Technology breaches are happening to organizations big and small. If you’re not being diligent about where your data ends up, it can fall into the wrong hands. Ensure data protection and turn your used technology over to Maxxum; it will be disposed of properly.

5 Best Practices for Technology Asset Disposal

asset disposal

If you’re a little wary about the best way to manage technology asset disposal these days, you’re not alone. While security breaches have been featured in some of the biggest headlines over the last few years, the number of companies that have been hit with criminal and civil penalties, as well as executive fines and even incarceration, is alarming.

As technology continues to advance at a high rate, organizations are now experiencing a more involved process when disposing of their technology equipment. Moreover, smart organizations are finding qualified, trusted, Technology Asset Disposal companies to manage this complicated process.

Technology Asset Disposal – the Right Way

Here are five best practices any Technology Asset Disposal company should provide for their clients:

1. Data Destruction

You might be finished with your storage drive, but that doesn’t mean that the data is gone. You may be vulnerable to legal ramifications if you don’t dispose of your data and drive assets properly. If you’re sensitive data leaks, you’ll have to answer to the law and your customers. Demand certified drive sanitation or destruction.

2. Equipment Remarketing

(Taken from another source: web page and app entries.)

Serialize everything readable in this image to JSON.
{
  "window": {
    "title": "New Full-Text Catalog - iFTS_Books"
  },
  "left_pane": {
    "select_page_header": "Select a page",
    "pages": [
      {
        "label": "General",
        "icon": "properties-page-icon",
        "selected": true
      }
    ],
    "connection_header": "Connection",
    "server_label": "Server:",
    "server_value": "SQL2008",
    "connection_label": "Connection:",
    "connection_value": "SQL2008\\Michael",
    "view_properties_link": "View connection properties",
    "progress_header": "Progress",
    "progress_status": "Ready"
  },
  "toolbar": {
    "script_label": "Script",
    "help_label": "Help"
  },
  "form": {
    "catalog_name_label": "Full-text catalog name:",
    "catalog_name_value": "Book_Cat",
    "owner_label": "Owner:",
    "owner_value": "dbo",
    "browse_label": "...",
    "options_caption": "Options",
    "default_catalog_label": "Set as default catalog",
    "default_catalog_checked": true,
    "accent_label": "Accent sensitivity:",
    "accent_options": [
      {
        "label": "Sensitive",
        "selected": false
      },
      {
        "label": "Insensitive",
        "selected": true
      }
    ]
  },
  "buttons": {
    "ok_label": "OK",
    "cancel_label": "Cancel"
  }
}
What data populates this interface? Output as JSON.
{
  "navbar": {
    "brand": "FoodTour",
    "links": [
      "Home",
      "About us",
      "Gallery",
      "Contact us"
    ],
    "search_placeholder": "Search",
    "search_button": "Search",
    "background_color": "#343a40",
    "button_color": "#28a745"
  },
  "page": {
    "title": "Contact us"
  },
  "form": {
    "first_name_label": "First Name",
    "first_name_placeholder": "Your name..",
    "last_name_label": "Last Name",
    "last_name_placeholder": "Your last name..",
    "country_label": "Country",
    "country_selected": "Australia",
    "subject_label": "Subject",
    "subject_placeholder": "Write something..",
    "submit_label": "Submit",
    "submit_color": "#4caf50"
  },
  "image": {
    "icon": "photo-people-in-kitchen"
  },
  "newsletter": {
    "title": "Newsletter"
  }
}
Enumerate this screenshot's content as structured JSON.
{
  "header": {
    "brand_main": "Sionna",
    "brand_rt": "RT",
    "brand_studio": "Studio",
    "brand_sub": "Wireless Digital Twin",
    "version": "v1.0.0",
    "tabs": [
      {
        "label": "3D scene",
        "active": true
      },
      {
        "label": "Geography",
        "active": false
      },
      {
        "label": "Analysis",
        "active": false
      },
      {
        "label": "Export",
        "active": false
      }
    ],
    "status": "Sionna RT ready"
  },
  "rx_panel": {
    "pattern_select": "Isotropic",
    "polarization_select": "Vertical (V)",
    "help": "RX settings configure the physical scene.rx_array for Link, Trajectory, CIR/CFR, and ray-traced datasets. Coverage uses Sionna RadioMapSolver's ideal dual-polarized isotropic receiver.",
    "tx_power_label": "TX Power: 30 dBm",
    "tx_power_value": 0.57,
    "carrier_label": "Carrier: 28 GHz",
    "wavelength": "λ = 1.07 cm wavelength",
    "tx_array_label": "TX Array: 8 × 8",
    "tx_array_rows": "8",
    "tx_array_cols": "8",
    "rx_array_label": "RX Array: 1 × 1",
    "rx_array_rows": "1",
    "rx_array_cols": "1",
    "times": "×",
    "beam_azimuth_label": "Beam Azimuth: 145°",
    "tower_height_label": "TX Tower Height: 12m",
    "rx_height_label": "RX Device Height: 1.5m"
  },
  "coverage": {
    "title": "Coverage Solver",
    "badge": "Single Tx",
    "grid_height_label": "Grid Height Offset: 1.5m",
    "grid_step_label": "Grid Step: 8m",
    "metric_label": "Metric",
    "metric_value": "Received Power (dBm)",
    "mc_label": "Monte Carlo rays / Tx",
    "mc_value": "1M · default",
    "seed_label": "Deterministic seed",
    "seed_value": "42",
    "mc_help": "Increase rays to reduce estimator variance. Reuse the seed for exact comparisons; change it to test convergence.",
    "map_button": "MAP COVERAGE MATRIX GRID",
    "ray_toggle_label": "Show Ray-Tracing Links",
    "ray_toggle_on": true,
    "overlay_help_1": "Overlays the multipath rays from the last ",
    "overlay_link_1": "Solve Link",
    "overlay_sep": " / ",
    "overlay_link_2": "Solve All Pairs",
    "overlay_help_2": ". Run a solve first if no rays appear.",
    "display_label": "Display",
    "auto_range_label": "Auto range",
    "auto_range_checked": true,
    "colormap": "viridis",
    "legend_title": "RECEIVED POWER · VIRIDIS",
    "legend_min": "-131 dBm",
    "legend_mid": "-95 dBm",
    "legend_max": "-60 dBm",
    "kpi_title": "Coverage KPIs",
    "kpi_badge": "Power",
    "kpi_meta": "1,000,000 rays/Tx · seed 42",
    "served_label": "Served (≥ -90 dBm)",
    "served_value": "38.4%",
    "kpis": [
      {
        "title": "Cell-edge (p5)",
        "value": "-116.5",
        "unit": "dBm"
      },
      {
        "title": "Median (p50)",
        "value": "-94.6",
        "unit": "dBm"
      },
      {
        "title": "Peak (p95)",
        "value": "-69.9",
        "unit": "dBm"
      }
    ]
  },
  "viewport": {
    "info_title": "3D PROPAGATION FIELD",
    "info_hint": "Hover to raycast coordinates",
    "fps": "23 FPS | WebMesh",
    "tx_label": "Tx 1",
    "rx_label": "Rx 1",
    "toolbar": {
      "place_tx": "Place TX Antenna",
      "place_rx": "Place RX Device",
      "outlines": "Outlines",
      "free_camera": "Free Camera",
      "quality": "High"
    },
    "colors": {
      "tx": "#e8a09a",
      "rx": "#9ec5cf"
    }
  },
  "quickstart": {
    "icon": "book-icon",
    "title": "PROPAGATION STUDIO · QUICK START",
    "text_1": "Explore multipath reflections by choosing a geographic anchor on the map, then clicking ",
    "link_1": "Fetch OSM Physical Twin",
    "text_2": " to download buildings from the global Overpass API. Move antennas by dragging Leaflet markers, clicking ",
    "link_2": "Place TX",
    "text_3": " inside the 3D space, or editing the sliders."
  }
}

Technology assets (such as PCs, laptops, and servers) that are less than three to four years old have resale value. A disposal company should work to recoup that value on your behalf through a variety of remarketing channels. Re-selling, selling to employees or donating to schools or foundations are all ways to get value back from your old technology.

3. Equipment Recycling

A Certificate of Electronic Equipment Destruction (CEED) should be provided for all recycled technology assets. Having documentation that demonstrates or certifies that your company took the proper steps can save you from penalties down the line.

4. Compliance Reporting

Detailed documentation makes it easy to prove compliance with all laws and regulations. With so many government agencies tasked with oversights (HIPPA, PCI, SOX, FCC, FDA, etc.), an asset disposal company needs to provide a detailed audit trail to prove compliance.

5. Policy and Program Development

If your company is not sure how to start developing a compliant technology asset disposal program, you are not alone. A strong and reliable technology asset disposal company should be your guide through the process.